AFRICANGLOBE – When Portuguese explorers first arrived on the east African coast at the turn of the 16th century, an anonymous recorder on the voyage of Pedro Alvares Cabral noted of Kilwa (off the coast of present-day Tanzania): “This island is small, near the mainland, and is a beautiful country. The houses are high like those of Spain. In this land there are rich merchants, and there is much gold and silver and amber and musks and pearls. Those of the land wear clothes of fine cotton and of silk and many fine things and they are Black men.”
The “Africa rising” story of booming economies and growing middle classes is important in correcting the global perception of Africa, for Africa has not always been in decline. The 500 years after the European arrival in Africa saw an increasing integration of Africa into the global economy, but often on terms which worked against Africa’s interests: the slave trade through the end of the 19th century, then European colonial rule to the 1960s. The challenge of development has been the story since, as Africa struggled with the legacies of colonial rule, its marginal share of global trade, and corrupt and dictatorial leadership propped up by the West.
In the first decade of the 21st century, the tide seemed to have turned: six of the 10 fastest growing economies in the world were in Africa: Mozambique, Rwanda, Angola, Nigeria, Chad and Ethiopia. While some benefited from the rising oil price, Mozambique’s oil production was yet to come on line, and Rwanda and Ethiopia are not oil producers.
As a region, Africa grew at an average of 5% during the first 15 years of the new millennium, a sharp departure from the 1980s, which went down in history as Africa’s lost decade. The Economist once called Africa the “hopeless continent”. In its “Africa Rising” cover story in March 2013, the same magazine predicted that the average African economy will outpace its Asian counterpart.
This pendulum swing has been as refreshing as it has been uplifting for a continent that had misery and destitution as its key tropes. However, it is also true that poverty has remained widespread. Between 1990 and 2010 the number of people in poverty increased from 289 million to more than 413 million, compromising the prospects of meeting the first millennium development goal, of eradicating extreme poverty.

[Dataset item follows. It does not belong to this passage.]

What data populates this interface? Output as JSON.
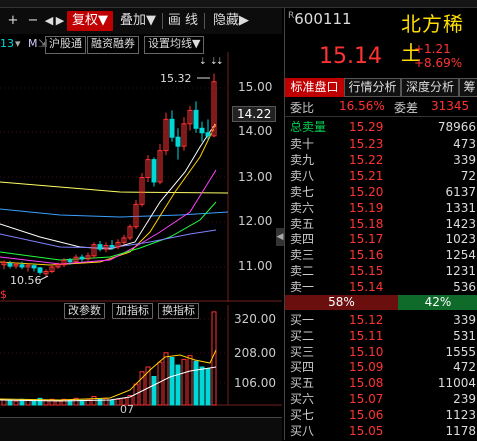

And the sharp decline in global prices for commodities such as oil and copper since last year have raised major challenges, especially in major oil-exporting countries such Angola and Nigeria where oil accounts for more than 90% of export earnings. Today Africa’s share of global trade remains less than 3%.
The revolution in the worldwide web, social media, and the proliferation of mobile phones are accelerating the pace of Africa’s economic development. Mobile telephony has already unleashed innovation in banking across the continent. Still, the Africa rising narrative is complex, as it extends beyond economics.
The 1980s and 1990s saw a brain drain from Africa, as academics and professionals relocated to the West. The focus has now shifted to brain circulation, with the rise of African trans-nationals and schemes that allow Africans living outside the continent to contribute to its development. . The strengthening of institutions that produce knowledge is central to Africa’s future.
We see glimpses of a confident Africa in how young people engage with western and diasporic influences. Ghana’s hiplife music, for example, represents the indigenisation of American hip-hop. Youth activism continues to play a key role in the democratisation process that is sweeping through Africa.
Their embrace of social media signals a new energy that is finding expression in the creative arts and popular culture. But the frustration of social aspirations is also evident in the thousands of Africans who attempt the perilous Mediterranean journey to Europe, convinced that a brighter future lies beyond the continent.
The rise of a prosperous Africa will ultimately be based on the emergence of an assured African, confident in knowledge and identity, at home in Africa and the world at large. It was this spirit that surprised the Portuguese visitors to Kilwa in 1500.
Two centuries earlier, the Muslim king of Mali, Mansa Musa, made a pilgrimage to Mecca in 1324 with a stop in Cairo. The Arab historian Chihab al-Umari, who visited Cairo 12 years later, wrote that Mansa Musa “left no emir or holder of a royal office without a gift or load of gold, he and his company gave out so much gold that they depressed its value in Egypt and caused its price to fall”. This was at a time when two-thirds of the world’s supply of gold came from west Africa. Mansa Musa’s extravagance brought Mali to the attention of the world and Mali would appear on the map of the world drawn by Angelino Dulcert of Majorca in 1339 and on subsequent maps. There was a time when the economic actions of Africa’s rulers had worldwide consequences.
Africa is rich in natural resources. Africa’s knowledge base is expanding. Africa could still ultimately reclaim the position it occupied when the Portuguese explorers first arrived. But that story will be told not only in national income statistics. It is also a story of Africa’s cultural renaissance and the inevitable birth of a new African personality.
By: Emmanuel Akyeampong and Hippolyte Fofack